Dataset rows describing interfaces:
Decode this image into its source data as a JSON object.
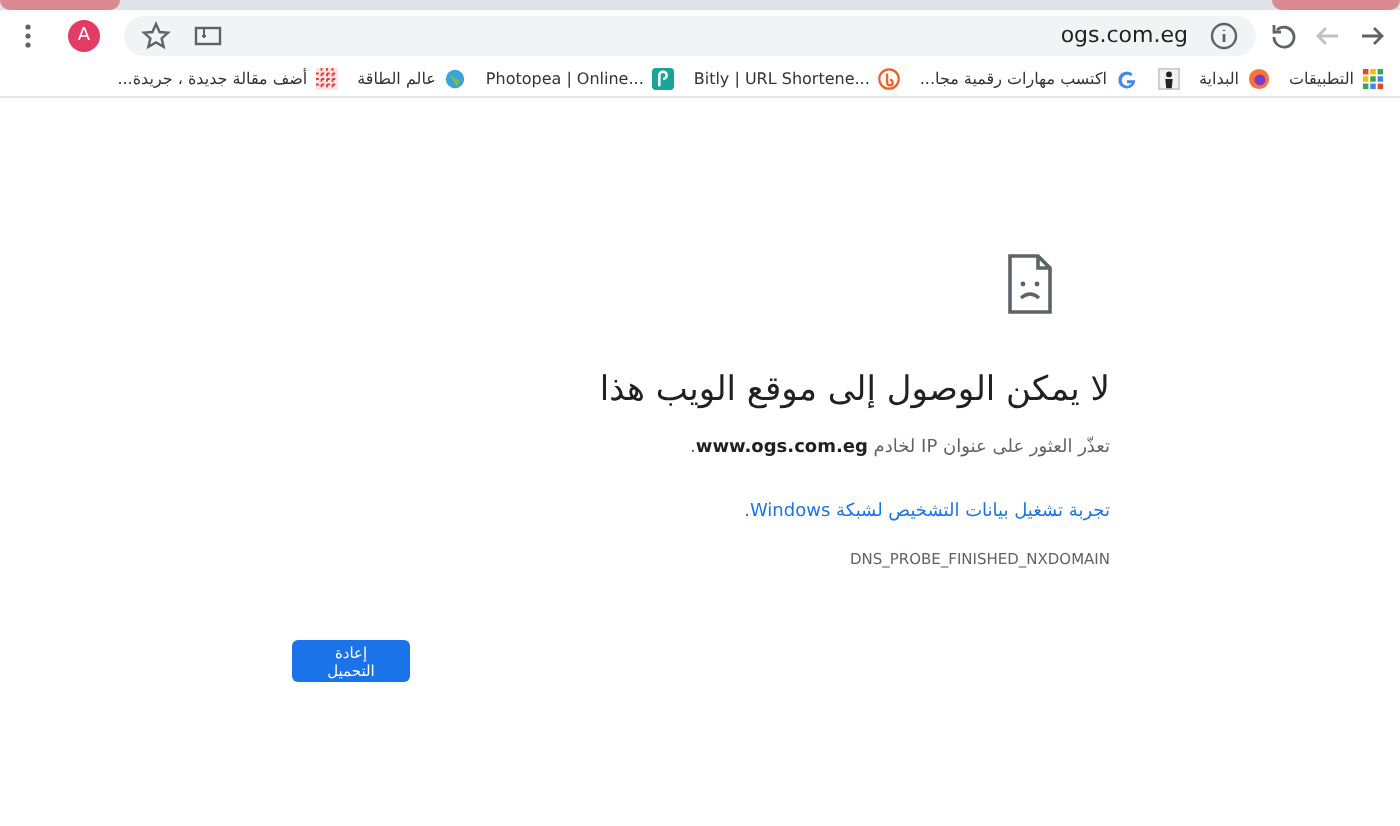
{
  "toolbar": {
    "url": "ogs.com.eg",
    "avatar": "A"
  },
  "bookmarks": [
    {
      "kind": "apps",
      "label": "التطبيقات"
    },
    {
      "kind": "firefox",
      "label": "البداية"
    },
    {
      "kind": "person"
    },
    {
      "kind": "google",
      "label": "اكتسب مهارات رقمية مجا..."
    },
    {
      "kind": "bitly",
      "label": "Bitly | URL Shortene..."
    },
    {
      "kind": "photopea",
      "label": "Photopea | Online..."
    },
    {
      "kind": "globe",
      "label": "عالم الطاقة"
    },
    {
      "kind": "pattern",
      "label": "أضف مقالة جديدة ، جريدة..."
    }
  ],
  "error": {
    "title": "لا يمكن الوصول إلى موقع الويب هذا",
    "message": "تعذّر العثور على عنوان IP لخادم **www.ogs.com.eg**.",
    "link": "تجربة تشغيل بيانات التشخيص لشبكة Windows.",
    "code": "DNS_PROBE_FINISHED_NXDOMAIN"
  },
  "reload_button": {
    "label": "إعادة التحميل"
  }
}
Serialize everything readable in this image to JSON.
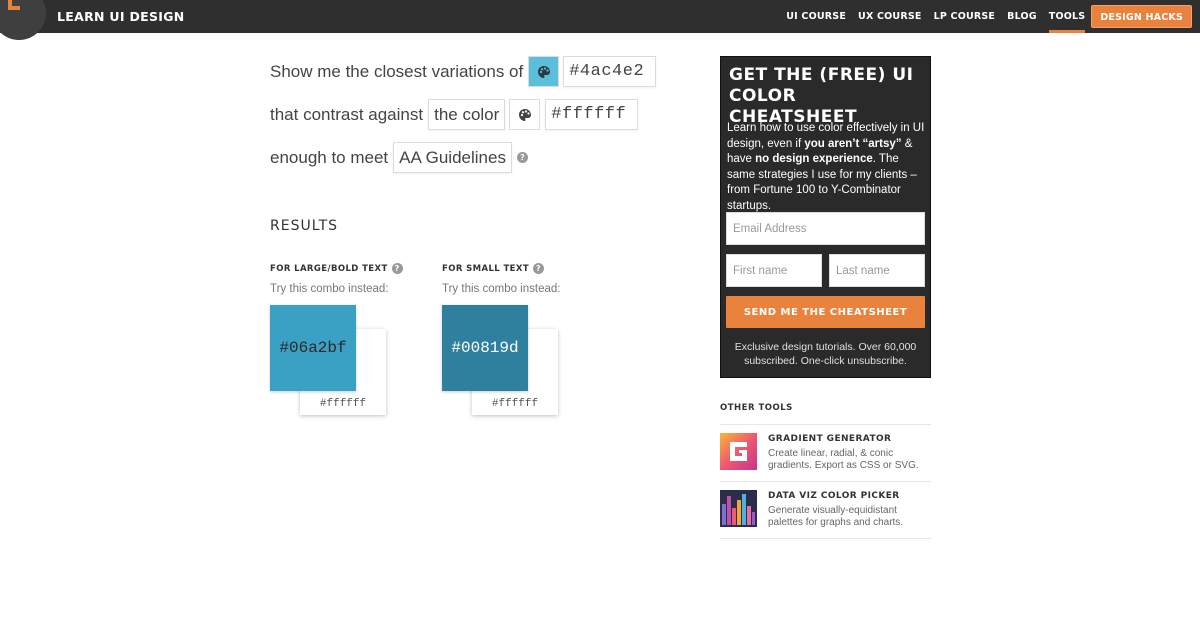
{
  "header": {
    "brand": "LEARN UI DESIGN",
    "nav": [
      "UI COURSE",
      "UX COURSE",
      "LP COURSE",
      "BLOG",
      "TOOLS"
    ],
    "cta": "DESIGN HACKS"
  },
  "form": {
    "line1_prefix": "Show me the closest variations of",
    "color_input": "#4ac4e2",
    "color_swatch": "#4ac4e2",
    "line2_prefix": "that contrast against",
    "contrast_mode": "the color",
    "bg_input": "#ffffff",
    "line3_prefix": "enough to meet",
    "guideline": "AA Guidelines"
  },
  "results": {
    "heading": "RESULTS",
    "large": {
      "title": "FOR LARGE/BOLD TEXT",
      "sub": "Try this combo instead:",
      "fg": "#06a2bf",
      "fg_color": "#3aa0c4",
      "bg": "#ffffff"
    },
    "small": {
      "title": "FOR SMALL TEXT",
      "sub": "Try this combo instead:",
      "fg": "#00819d",
      "fg_color": "#2f7f9e",
      "bg": "#ffffff"
    }
  },
  "cheatsheet": {
    "title": "GET THE (FREE) UI COLOR CHEATSHEET",
    "body_1": "Learn how to use color effectively in UI design, even if ",
    "body_bold_1": "you aren’t “artsy”",
    "body_2": " & have ",
    "body_bold_2": "no design experience",
    "body_3": ". The same strategies I use for my clients – from Fortune 100 to Y-Combinator startups.",
    "email_placeholder": "Email Address",
    "first_placeholder": "First name",
    "last_placeholder": "Last name",
    "button": "SEND ME THE CHEATSHEET",
    "footer": "Exclusive design tutorials. Over 60,000 subscribed. One-click unsubscribe."
  },
  "other_tools": {
    "heading": "OTHER TOOLS",
    "items": [
      {
        "title": "GRADIENT GENERATOR",
        "desc": "Create linear, radial, & conic gradients. Export as CSS or SVG.",
        "icon": "gradient-icon"
      },
      {
        "title": "DATA VIZ COLOR PICKER",
        "desc": "Generate visually-equidistant palettes for graphs and charts.",
        "icon": "bar-palette-icon"
      }
    ]
  },
  "colors": {
    "accent": "#e8823d",
    "header_bg": "#2f2f2f",
    "sidebar_bg": "#2a2a2a"
  }
}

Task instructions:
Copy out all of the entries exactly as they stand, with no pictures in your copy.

Exercise solution:
Decode this image into its source data as a JSON object.
{
  "toolbar": {
    "url": "ogs.com.eg",
    "avatar": "A"
  },
  "bookmarks": [
    {
      "kind": "apps",
      "label": "التطبيقات"
    },
    {
      "kind": "firefox",
      "label": "البداية"
    },
    {
      "kind": "person"
    },
    {
      "kind": "google",
      "label": "اكتسب مهارات رقمية مجا..."
    },
    {
      "kind": "bitly",
      "label": "Bitly | URL Shortene..."
    },
    {
      "kind": "photopea",
      "label": "Photopea | Online..."
    },
    {
      "kind": "globe",
      "label": "عالم الطاقة"
    },
    {
      "kind": "pattern",
      "label": "أضف مقالة جديدة ، جريدة..."
    }
  ],
  "error": {
    "title": "لا يمكن الوصول إلى موقع الويب هذا",
    "message": "تعذّر العثور على عنوان IP لخادم **www.ogs.com.eg**.",
    "link": "تجربة تشغيل بيانات التشخيص لشبكة Windows.",
    "code": "DNS_PROBE_FINISHED_NXDOMAIN"
  },
  "reload_button": {
    "label": "إعادة التحميل"
  }
}
Serialize everything readable in this image to JSON.
{
  "header": {
    "brand": "LEARN UI DESIGN",
    "nav": [
      "UI COURSE",
      "UX COURSE",
      "LP COURSE",
      "BLOG",
      "TOOLS"
    ],
    "cta": "DESIGN HACKS"
  },
  "form": {
    "line1_prefix": "Show me the closest variations of",
    "color_input": "#4ac4e2",
    "color_swatch": "#4ac4e2",
    "line2_prefix": "that contrast against",
    "contrast_mode": "the color",
    "bg_input": "#ffffff",
    "line3_prefix": "enough to meet",
    "guideline": "AA Guidelines"
  },
  "results": {
    "heading": "RESULTS",
    "large": {
      "title": "FOR LARGE/BOLD TEXT",
      "sub": "Try this combo instead:",
      "fg": "#06a2bf",
      "fg_color": "#3aa0c4",
      "bg": "#ffffff"
    },
    "small": {
      "title": "FOR SMALL TEXT",
      "sub": "Try this combo instead:",
      "fg": "#00819d",
      "fg_color": "#2f7f9e",
      "bg": "#ffffff"
    }
  },
  "cheatsheet": {
    "title": "GET THE (FREE) UI COLOR CHEATSHEET",
    "body_1": "Learn how to use color effectively in UI design, even if ",
    "body_bold_1": "you aren’t “artsy”",
    "body_2": " & have ",
    "body_bold_2": "no design experience",
    "body_3": ". The same strategies I use for my clients – from Fortune 100 to Y-Combinator startups.",
    "email_placeholder": "Email Address",
    "first_placeholder": "First name",
    "last_placeholder": "Last name",
    "button": "SEND ME THE CHEATSHEET",
    "footer": "Exclusive design tutorials. Over 60,000 subscribed. One-click unsubscribe."
  },
  "other_tools": {
    "heading": "OTHER TOOLS",
    "items": [
      {
        "title": "GRADIENT GENERATOR",
        "desc": "Create linear, radial, & conic gradients. Export as CSS or SVG.",
        "icon": "gradient-icon"
      },
      {
        "title": "DATA VIZ COLOR PICKER",
        "desc": "Generate visually-equidistant palettes for graphs and charts.",
        "icon": "bar-palette-icon"
      }
    ]
  },
  "colors": {
    "accent": "#e8823d",
    "header_bg": "#2f2f2f",
    "sidebar_bg": "#2a2a2a"
  }
}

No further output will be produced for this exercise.